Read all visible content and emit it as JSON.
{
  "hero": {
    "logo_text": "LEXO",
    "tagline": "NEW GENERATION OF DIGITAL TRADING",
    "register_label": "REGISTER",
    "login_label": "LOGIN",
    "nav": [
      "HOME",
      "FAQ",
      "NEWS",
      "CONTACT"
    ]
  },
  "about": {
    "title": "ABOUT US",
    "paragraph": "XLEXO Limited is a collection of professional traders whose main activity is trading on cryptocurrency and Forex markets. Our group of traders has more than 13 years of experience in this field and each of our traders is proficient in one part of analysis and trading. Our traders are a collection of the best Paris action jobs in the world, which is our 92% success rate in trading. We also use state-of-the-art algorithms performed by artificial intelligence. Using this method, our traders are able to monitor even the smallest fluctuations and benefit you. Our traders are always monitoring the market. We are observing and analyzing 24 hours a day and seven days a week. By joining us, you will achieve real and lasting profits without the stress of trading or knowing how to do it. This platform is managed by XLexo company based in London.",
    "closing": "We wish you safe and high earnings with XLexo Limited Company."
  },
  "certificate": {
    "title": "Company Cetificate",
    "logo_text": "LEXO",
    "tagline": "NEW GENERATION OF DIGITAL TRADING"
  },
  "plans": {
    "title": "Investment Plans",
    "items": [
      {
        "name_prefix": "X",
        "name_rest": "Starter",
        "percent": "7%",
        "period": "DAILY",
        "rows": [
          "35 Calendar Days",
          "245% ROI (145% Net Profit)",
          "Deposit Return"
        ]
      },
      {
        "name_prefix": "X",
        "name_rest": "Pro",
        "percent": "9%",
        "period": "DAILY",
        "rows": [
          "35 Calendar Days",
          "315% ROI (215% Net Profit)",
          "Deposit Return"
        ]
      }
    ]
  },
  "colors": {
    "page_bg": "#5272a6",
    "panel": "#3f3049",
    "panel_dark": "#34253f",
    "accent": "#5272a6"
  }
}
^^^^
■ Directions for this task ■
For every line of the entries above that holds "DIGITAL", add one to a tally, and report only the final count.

■ Response area ■
2